Web page and app entries:

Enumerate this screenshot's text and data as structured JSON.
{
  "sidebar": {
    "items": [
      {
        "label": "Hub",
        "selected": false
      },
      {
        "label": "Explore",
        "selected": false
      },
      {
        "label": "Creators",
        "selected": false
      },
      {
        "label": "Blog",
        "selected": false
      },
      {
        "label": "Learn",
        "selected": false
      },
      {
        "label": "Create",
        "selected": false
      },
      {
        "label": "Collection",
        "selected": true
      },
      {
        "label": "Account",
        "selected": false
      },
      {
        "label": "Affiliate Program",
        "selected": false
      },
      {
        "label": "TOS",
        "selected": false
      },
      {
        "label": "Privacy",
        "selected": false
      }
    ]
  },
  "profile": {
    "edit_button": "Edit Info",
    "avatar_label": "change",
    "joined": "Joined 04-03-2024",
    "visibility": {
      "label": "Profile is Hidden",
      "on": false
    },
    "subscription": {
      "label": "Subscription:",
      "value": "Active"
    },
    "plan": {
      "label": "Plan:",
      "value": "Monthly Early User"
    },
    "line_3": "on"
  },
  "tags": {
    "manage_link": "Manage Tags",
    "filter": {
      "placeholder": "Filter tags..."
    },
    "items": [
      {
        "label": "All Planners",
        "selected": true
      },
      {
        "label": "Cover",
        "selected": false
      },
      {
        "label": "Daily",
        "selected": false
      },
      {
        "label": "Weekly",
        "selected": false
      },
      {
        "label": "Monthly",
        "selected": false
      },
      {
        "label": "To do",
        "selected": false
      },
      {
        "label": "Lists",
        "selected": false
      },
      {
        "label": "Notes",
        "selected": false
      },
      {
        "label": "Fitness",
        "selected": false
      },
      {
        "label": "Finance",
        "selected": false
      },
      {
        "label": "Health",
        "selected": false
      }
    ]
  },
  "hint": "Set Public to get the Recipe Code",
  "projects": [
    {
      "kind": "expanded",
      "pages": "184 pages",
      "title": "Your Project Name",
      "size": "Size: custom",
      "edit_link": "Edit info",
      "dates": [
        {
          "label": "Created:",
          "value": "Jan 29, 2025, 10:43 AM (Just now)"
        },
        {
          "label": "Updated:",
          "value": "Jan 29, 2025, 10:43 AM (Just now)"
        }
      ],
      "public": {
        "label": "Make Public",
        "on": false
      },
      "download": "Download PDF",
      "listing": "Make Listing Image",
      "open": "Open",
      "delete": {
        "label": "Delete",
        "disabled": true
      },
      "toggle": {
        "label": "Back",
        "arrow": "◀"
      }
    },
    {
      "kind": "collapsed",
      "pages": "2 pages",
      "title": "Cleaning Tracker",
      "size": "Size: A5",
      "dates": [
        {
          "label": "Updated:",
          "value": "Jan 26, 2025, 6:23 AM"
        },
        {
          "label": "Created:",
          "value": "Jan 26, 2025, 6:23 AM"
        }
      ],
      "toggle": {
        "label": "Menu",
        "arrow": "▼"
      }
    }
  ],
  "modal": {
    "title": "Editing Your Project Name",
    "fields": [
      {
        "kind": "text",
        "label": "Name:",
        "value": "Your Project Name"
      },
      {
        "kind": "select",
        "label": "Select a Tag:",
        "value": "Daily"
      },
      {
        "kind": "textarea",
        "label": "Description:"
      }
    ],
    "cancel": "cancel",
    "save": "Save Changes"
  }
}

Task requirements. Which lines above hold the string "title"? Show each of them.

Written answer.
      "title": "Your Project Name",
      "title": "Cleaning Tracker",
    "title": "Editing Your Project Name",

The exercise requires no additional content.